The three friends arrived at the tall stone building that had a large chimney coming out of the center of the tiled roof. Smoke was curling out of it, but it wasn’t from a fire in the hearth.

A rumble of excitement greeted them as they walked in. “Petal,” Emeri cried, “I’ve missed you. Are you ready for a short trip around the queendom?” Her shimmering pale grey dragon shook its head, sending puffs of smoke up toward the high ceiling. The dragon stalls were huge, as was needed for keeping dragons, and built of special wood that was naturally fire resistant. Petal’s head hung over the six foot gate, and eagerly sniffed her mistress. At the familiar sound, three dragon grooms emerged from the tack room to saddle up their mounts.

Anzel and Worley greeted their dragons with apples they had brought from the main house. The older brother’s dragon, Blade, was dark green, with curly feathers that made a ring around the base of its long neck. Mist was Worley’s dragon, a smaller dark grey dragon with a shorter neck and a tail that had a hard bone shaped like a hammer at its end. The smaller dragons gobbled up the treats, turning their juices into steam as they crunched.

The grooms led the dragons outside and carried over the ladders to help the riders climb up onto the large creatures. Emeri scooted up her ladder with practiced ease and strapped in around her waist and legs. Petal watched her with a large purple reptilian eye, smoking curling out of her nostrils, waiting for her command.

When they were all ready, Emeri shouted in an unprincess-like voice, “Let’s ride!” and a loud whoosh of wings signaled their departure.

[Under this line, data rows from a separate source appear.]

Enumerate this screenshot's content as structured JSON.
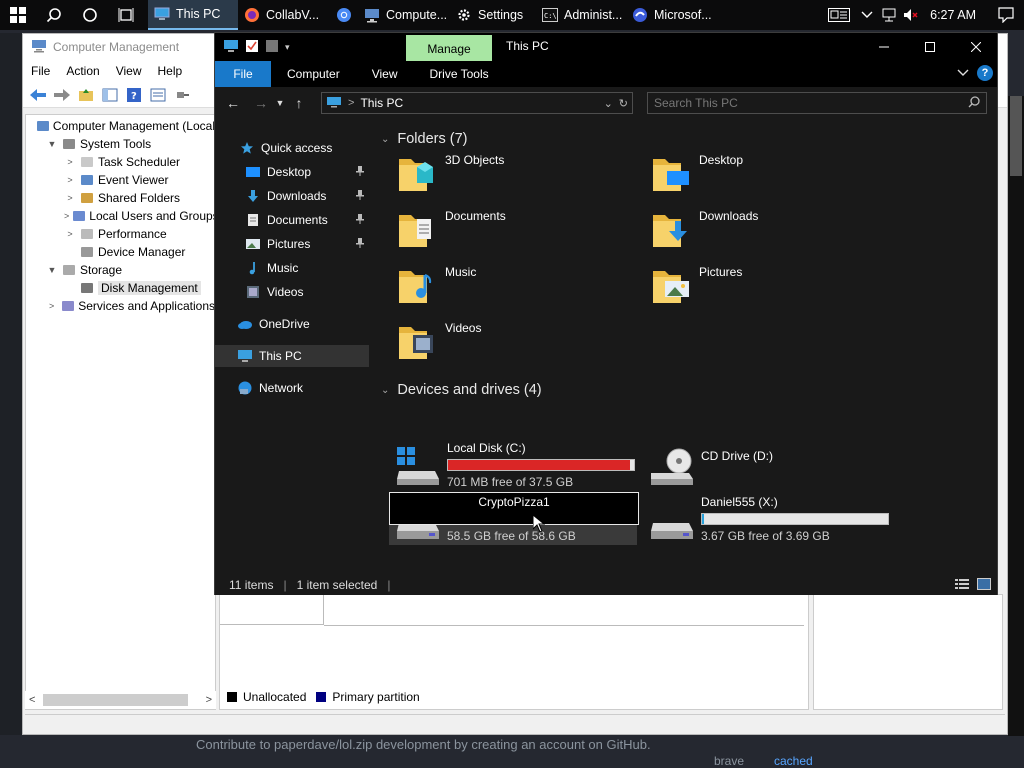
{
  "taskbar": {
    "apps": [
      {
        "label": "This PC",
        "icon": "this-pc-icon"
      },
      {
        "label": "CollabV...",
        "icon": "firefox-icon"
      },
      {
        "label": "",
        "icon": "chrome-icon"
      },
      {
        "label": "Compute...",
        "icon": "computer-management-icon"
      },
      {
        "label": "Settings",
        "icon": "gear-icon"
      },
      {
        "label": "Administ...",
        "icon": "cmd-icon"
      },
      {
        "label": "Microsof...",
        "icon": "edge-icon"
      }
    ],
    "clock": "6:27 AM"
  },
  "computer_management": {
    "title": "Computer Management",
    "menu": [
      "File",
      "Action",
      "View",
      "Help"
    ],
    "tree": [
      {
        "label": "Computer Management (Local",
        "level": 0,
        "twisty": ""
      },
      {
        "label": "System Tools",
        "level": 1,
        "twisty": "▼"
      },
      {
        "label": "Task Scheduler",
        "level": 2,
        "twisty": ">"
      },
      {
        "label": "Event Viewer",
        "level": 2,
        "twisty": ">"
      },
      {
        "label": "Shared Folders",
        "level": 2,
        "twisty": ">"
      },
      {
        "label": "Local Users and Groups",
        "level": 2,
        "twisty": ">"
      },
      {
        "label": "Performance",
        "level": 2,
        "twisty": ">"
      },
      {
        "label": "Device Manager",
        "level": 2,
        "twisty": ""
      },
      {
        "label": "Storage",
        "level": 1,
        "twisty": "▼"
      },
      {
        "label": "Disk Management",
        "level": 2,
        "twisty": "",
        "selected": true
      },
      {
        "label": "Services and Applications",
        "level": 1,
        "twisty": ">"
      }
    ],
    "legend": [
      {
        "label": "Unallocated",
        "color": "#000000"
      },
      {
        "label": "Primary partition",
        "color": "#000080"
      }
    ]
  },
  "explorer": {
    "title": "This PC",
    "manage_tab": "Manage",
    "tabs": [
      "File",
      "Computer",
      "View",
      "Drive Tools"
    ],
    "address": "This PC",
    "search_placeholder": "Search This PC",
    "sidebar": [
      {
        "label": "Quick access",
        "icon": "star-icon",
        "pinned": false
      },
      {
        "label": "Desktop",
        "icon": "desktop-icon",
        "pinned": true
      },
      {
        "label": "Downloads",
        "icon": "download-icon",
        "pinned": true
      },
      {
        "label": "Documents",
        "icon": "document-icon",
        "pinned": true
      },
      {
        "label": "Pictures",
        "icon": "pictures-icon",
        "pinned": true
      },
      {
        "label": "Music",
        "icon": "music-icon",
        "pinned": false
      },
      {
        "label": "Videos",
        "icon": "videos-icon",
        "pinned": false
      },
      {
        "label": "OneDrive",
        "icon": "cloud-icon",
        "pinned": false
      },
      {
        "label": "This PC",
        "icon": "this-pc-icon",
        "pinned": false,
        "selected": true
      },
      {
        "label": "Network",
        "icon": "network-icon",
        "pinned": false
      }
    ],
    "folders_header": "Folders (7)",
    "folders": [
      {
        "label": "3D Objects",
        "icon": "3d-objects-icon"
      },
      {
        "label": "Desktop",
        "icon": "desktop-folder-icon"
      },
      {
        "label": "Documents",
        "icon": "documents-folder-icon"
      },
      {
        "label": "Downloads",
        "icon": "downloads-folder-icon"
      },
      {
        "label": "Music",
        "icon": "music-folder-icon"
      },
      {
        "label": "Pictures",
        "icon": "pictures-folder-icon"
      },
      {
        "label": "Videos",
        "icon": "videos-folder-icon"
      }
    ],
    "drives_header": "Devices and drives (4)",
    "drives": [
      {
        "label": "Local Disk (C:)",
        "free": "701 MB free of 37.5 GB",
        "used_fraction": 0.98,
        "bar_color": "#da2626",
        "icon": "windows-drive-icon"
      },
      {
        "label": "CD Drive (D:)",
        "free": "",
        "icon": "cd-drive-icon"
      },
      {
        "label": "CryptoPizza1",
        "free": "58.5 GB free of 58.6 GB",
        "used_fraction": 0.0,
        "icon": "hard-drive-icon",
        "renaming": true
      },
      {
        "label": "Daniel555 (X:)",
        "free": "3.67 GB free of 3.69 GB",
        "used_fraction": 0.01,
        "bar_color": "#26a0da",
        "icon": "hard-drive-icon"
      }
    ],
    "status": {
      "items": "11 items",
      "selected": "1 item selected"
    }
  },
  "background": {
    "footer_text": "Contribute to paperdave/lol.zip development by creating an account on GitHub.",
    "brave": "brave",
    "cached": "cached"
  }
}
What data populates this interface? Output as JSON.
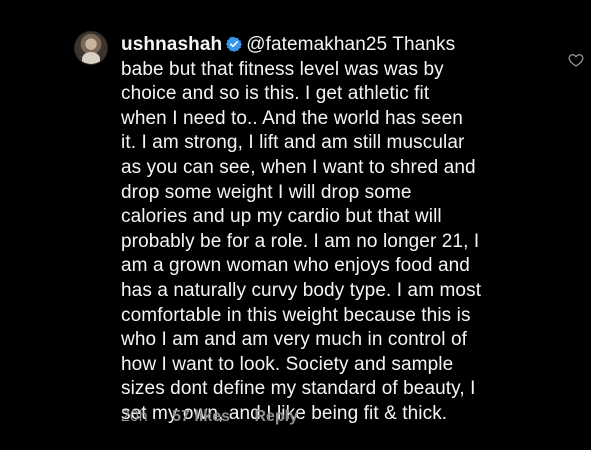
{
  "comment": {
    "username": "ushnashah",
    "mention": "@fatemakhan25",
    "first_line_rest": "Thanks",
    "lines": [
      "babe but that fitness level was was  by",
      "choice and so is this. I get athletic fit",
      "when I need to.. And the world has seen",
      "it. I am strong, I lift and am still muscular",
      "as you can see, when I want to shred and",
      "drop some weight I will drop some",
      "calories and up my cardio but that will",
      "probably be for a role. I am no longer 21, I",
      "am a grown woman who enjoys food and",
      "has a naturally curvy body type. I am most",
      "comfortable in this weight because this is",
      "who I am and am very much in control of",
      "how I want to look. Society and sample",
      "sizes dont define my standard of beauty, I",
      "set my own, and I like being fit & thick."
    ],
    "time": "20h",
    "likes": "57 likes",
    "reply_label": "Reply"
  },
  "icons": {
    "verified": "verified-badge-icon",
    "like": "heart-icon"
  },
  "colors": {
    "background": "#000000",
    "text": "#f5f5f5",
    "meta": "#8e8e8e",
    "verified": "#3897f0"
  }
}
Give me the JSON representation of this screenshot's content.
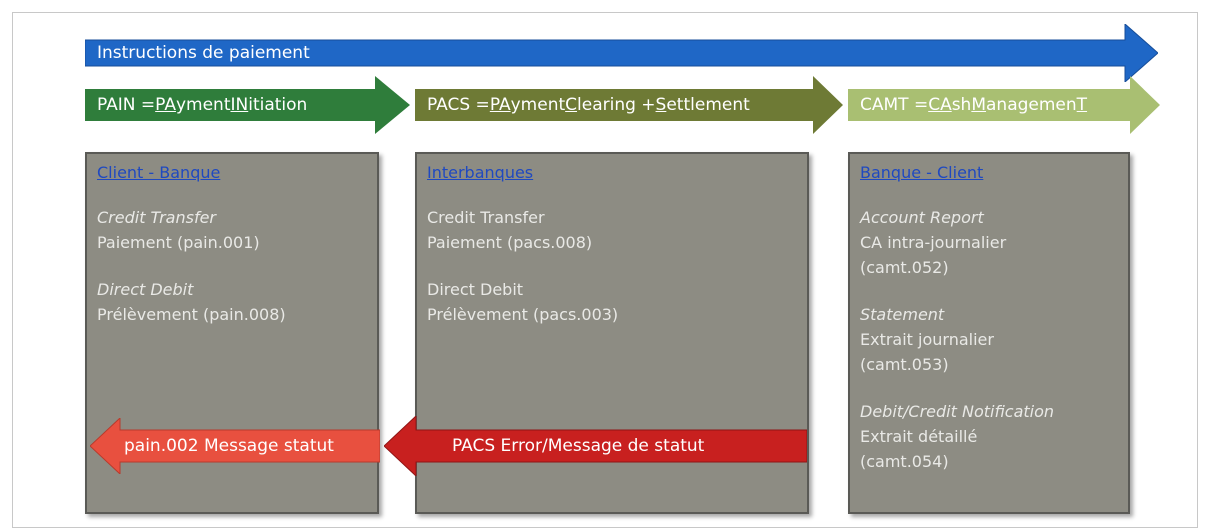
{
  "top_arrow": {
    "label": "Instructions de paiement",
    "color": "#1f67c6"
  },
  "categories": [
    {
      "parts": [
        "PAIN = ",
        "PA",
        "yment ",
        "IN",
        "itiation"
      ],
      "color": "#2f7d3b"
    },
    {
      "parts": [
        "PACS = ",
        "PA",
        "yment ",
        "C",
        "learing + ",
        "S",
        "ettlement"
      ],
      "color": "#6e7a35"
    },
    {
      "parts": [
        "CAMT = ",
        "CA",
        "sh ",
        "M",
        "anagemen",
        "T"
      ],
      "color": "#a9bf72"
    }
  ],
  "boxes": [
    {
      "title": "Client - Banque",
      "messages": [
        {
          "type": "Credit Transfer",
          "lines": [
            "Paiement (pain.001)"
          ],
          "italic": true
        },
        {
          "type": "Direct Debit",
          "lines": [
            "Prélèvement (pain.008)"
          ],
          "italic": true
        }
      ]
    },
    {
      "title": "Interbanques",
      "messages": [
        {
          "type": "Credit Transfer",
          "lines": [
            "Paiement (pacs.008)"
          ],
          "italic": false
        },
        {
          "type": "Direct Debit",
          "lines": [
            "Prélèvement (pacs.003)"
          ],
          "italic": false
        }
      ]
    },
    {
      "title": "Banque - Client",
      "messages": [
        {
          "type": "Account Report",
          "lines": [
            "CA intra-journalier",
            "(camt.052)"
          ],
          "italic": true
        },
        {
          "type": "Statement",
          "lines": [
            "Extrait journalier",
            "(camt.053)"
          ],
          "italic": true
        },
        {
          "type": "Debit/Credit Notification",
          "lines": [
            "Extrait détaillé",
            "(camt.054)"
          ],
          "italic": true
        }
      ]
    }
  ],
  "status_arrows": [
    {
      "label": "pain.002 Message statut",
      "color": "#e8503f"
    },
    {
      "label": "PACS Error/Message de statut",
      "color": "#c8201f"
    }
  ]
}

As they rose through the clouds, she felt a weight lift from her shoulders. Rushing wind whispered promises of freedom, and crisp fresh air filled her lungs with renewed energy. Dragon riding was her escape from a world she had no control over. To her right flew Anzel and Blade, who was wearing a huge grin. A glance to the left showed Worley holding his reins in one hand, his other on Mist’s neck.

The clouds below them thinned, and she could see the multicolored patchwork of fields surrounding Thorington Castle. For generations the Thorington line had controlled vast holdings of fertile farmland, which ensured their place as the bread basket of Tessar. Far to the south rose the wrinkled mountains of the Bearded Ones, the source of strange tales. To the west the deep blue ocean caressed the beaches of Ingest, while behind her stood the icy tips of the Crystal Mountains. All lovely lands of deep forests and tinkling streams. Only the eastern deserts were barren. From up here, all existed in harmony with no political turmoil or peasant squabbles.

The pulsing rhythm of Petal’s muscled wings reminded her of a pendulum clock, one that was counting her moments until she would have to give up dragon riding. What could she do? She knew that she could enlist the help of her dragon riding club, but to do what? Could she hide Petal somewhere with another rider’s help, and sneak away to ride as much as she could?

She knew in her heart it wouldn’t be fair to her spirited dragon to keep her secreted away. And she wasn’t sure how much sneaking away she’d be able to do once she was a royal wife. But she knew one thing — there was no way she was going to sell her dragon. If she couldn’t find a way to keep her, there was only one thing left to do.

Emeri would ride her back to the land of her dragon’s hatching in the Crystal Mountains and set her free.